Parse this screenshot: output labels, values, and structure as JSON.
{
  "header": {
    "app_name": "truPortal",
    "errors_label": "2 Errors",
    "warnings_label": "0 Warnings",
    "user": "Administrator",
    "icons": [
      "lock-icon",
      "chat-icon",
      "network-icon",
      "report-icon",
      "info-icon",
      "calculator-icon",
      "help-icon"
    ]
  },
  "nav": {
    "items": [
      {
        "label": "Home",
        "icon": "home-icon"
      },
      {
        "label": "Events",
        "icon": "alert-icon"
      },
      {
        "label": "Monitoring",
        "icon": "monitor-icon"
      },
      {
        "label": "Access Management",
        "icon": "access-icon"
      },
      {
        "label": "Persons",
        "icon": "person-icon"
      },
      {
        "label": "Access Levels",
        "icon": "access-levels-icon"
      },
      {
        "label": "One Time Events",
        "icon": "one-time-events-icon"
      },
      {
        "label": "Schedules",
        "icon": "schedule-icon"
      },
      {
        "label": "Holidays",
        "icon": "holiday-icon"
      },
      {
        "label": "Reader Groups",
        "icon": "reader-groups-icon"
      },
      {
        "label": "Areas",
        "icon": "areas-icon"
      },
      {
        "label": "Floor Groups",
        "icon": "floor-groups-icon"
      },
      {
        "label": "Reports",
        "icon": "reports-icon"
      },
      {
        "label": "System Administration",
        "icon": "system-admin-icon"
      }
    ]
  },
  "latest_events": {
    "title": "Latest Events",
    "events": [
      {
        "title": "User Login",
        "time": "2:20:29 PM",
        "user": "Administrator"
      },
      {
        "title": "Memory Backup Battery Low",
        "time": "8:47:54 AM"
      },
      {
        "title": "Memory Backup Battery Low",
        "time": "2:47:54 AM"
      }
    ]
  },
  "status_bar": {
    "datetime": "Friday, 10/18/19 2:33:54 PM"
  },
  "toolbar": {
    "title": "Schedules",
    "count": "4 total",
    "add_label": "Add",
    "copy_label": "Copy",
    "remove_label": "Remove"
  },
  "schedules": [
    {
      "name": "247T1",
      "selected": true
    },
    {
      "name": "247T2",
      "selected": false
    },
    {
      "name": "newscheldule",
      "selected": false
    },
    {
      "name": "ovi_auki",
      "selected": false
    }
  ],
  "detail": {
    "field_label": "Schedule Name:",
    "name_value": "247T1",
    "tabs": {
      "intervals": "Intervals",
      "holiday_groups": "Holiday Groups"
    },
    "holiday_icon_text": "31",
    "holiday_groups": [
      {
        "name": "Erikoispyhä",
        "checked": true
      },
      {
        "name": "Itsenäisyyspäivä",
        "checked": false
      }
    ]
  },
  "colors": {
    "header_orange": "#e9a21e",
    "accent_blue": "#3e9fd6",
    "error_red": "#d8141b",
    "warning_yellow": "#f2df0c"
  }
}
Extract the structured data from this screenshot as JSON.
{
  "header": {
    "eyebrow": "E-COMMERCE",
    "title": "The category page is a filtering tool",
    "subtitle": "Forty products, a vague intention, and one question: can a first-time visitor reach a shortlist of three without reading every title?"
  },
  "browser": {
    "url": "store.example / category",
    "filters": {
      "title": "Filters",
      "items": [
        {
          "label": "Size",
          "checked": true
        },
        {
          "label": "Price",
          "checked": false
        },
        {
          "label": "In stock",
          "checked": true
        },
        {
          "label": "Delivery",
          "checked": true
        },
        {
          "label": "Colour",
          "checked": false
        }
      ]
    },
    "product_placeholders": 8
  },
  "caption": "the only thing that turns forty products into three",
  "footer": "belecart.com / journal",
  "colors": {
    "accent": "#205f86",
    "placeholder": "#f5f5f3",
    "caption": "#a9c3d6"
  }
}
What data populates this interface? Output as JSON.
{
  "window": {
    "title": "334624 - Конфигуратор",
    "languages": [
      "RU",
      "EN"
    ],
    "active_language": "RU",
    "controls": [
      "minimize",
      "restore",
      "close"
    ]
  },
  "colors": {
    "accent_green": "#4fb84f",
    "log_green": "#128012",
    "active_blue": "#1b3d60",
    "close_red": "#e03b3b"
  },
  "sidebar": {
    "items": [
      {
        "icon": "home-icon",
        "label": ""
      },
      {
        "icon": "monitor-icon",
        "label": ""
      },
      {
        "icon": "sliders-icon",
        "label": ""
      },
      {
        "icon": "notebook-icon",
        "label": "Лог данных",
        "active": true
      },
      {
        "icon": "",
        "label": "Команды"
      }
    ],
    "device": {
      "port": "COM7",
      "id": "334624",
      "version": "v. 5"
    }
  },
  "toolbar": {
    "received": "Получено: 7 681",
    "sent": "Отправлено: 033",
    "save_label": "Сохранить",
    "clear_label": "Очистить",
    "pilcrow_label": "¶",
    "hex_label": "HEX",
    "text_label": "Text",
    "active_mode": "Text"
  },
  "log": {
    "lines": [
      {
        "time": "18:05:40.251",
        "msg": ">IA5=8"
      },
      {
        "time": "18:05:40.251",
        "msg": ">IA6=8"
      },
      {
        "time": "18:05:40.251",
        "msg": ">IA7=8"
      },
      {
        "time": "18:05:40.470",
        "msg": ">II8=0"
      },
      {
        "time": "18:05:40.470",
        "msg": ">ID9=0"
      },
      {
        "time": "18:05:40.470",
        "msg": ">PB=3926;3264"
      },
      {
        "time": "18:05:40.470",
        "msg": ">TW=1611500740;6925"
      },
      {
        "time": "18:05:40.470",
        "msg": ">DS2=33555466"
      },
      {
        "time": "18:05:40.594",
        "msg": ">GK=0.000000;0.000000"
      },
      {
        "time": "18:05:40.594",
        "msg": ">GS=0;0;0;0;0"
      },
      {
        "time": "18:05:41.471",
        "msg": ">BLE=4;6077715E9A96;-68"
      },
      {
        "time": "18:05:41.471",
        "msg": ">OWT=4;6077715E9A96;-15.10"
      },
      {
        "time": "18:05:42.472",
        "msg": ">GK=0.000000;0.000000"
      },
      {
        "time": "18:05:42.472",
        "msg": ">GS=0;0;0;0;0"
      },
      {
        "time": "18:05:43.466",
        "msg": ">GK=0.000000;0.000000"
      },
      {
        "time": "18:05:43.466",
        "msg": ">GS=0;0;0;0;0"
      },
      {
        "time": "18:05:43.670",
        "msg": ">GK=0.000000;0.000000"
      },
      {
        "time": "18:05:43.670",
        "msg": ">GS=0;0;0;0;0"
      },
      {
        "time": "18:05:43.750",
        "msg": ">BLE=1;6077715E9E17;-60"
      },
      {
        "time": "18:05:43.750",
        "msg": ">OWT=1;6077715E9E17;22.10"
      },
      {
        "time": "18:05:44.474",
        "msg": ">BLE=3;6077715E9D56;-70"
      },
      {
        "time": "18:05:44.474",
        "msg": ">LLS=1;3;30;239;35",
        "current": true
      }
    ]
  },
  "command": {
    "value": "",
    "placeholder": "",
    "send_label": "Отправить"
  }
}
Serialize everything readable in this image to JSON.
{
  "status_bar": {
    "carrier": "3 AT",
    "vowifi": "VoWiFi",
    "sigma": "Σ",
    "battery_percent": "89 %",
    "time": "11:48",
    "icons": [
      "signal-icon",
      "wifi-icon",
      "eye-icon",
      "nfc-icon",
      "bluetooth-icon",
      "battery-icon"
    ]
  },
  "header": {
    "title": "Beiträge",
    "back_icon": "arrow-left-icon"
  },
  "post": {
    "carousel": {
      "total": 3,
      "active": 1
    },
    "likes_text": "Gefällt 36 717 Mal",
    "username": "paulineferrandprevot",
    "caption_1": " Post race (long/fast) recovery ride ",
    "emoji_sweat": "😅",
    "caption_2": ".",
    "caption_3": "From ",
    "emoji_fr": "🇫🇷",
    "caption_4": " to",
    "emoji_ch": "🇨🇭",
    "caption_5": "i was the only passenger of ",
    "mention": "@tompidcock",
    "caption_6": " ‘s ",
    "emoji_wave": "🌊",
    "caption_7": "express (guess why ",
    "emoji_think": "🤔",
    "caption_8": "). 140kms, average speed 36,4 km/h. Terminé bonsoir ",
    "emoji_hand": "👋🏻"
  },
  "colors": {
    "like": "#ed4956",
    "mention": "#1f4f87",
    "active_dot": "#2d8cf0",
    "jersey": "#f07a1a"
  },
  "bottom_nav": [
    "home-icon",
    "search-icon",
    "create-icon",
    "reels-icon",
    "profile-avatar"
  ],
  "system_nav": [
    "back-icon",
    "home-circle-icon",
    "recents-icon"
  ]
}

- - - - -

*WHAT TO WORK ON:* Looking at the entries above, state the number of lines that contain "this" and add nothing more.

*RESULT OF THE EXERCISE:* 4